» **About this task**: Without leaving out a single line, restate the entries below exactly.

» **Listed records**:
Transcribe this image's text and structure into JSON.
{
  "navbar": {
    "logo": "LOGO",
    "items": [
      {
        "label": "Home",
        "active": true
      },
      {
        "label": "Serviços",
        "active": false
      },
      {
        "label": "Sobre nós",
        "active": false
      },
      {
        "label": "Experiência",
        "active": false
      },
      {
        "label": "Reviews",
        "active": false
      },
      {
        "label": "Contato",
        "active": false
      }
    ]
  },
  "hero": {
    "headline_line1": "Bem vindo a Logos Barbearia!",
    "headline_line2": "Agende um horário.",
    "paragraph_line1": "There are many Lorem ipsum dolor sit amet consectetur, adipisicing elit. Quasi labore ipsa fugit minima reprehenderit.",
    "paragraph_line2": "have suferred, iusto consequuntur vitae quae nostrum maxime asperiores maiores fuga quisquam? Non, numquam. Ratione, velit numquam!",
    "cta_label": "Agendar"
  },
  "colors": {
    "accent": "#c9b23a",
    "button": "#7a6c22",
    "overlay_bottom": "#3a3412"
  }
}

» **Final answer**:
Transcribe this image's text and structure into JSON.
{
  "navbar": {
    "logo": "LOGO",
    "items": [
      {
        "label": "Home",
        "active": true
      },
      {
        "label": "Serviços",
        "active": false
      },
      {
        "label": "Sobre nós",
        "active": false
      },
      {
        "label": "Experiência",
        "active": false
      },
      {
        "label": "Reviews",
        "active": false
      },
      {
        "label": "Contato",
        "active": false
      }
    ]
  },
  "hero": {
    "headline_line1": "Bem vindo a Logos Barbearia!",
    "headline_line2": "Agende um horário.",
    "paragraph_line1": "There are many Lorem ipsum dolor sit amet consectetur, adipisicing elit. Quasi labore ipsa fugit minima reprehenderit.",
    "paragraph_line2": "have suferred, iusto consequuntur vitae quae nostrum maxime asperiores maiores fuga quisquam? Non, numquam. Ratione, velit numquam!",
    "cta_label": "Agendar"
  },
  "colors": {
    "accent": "#c9b23a",
    "button": "#7a6c22",
    "overlay_bottom": "#3a3412"
  }
}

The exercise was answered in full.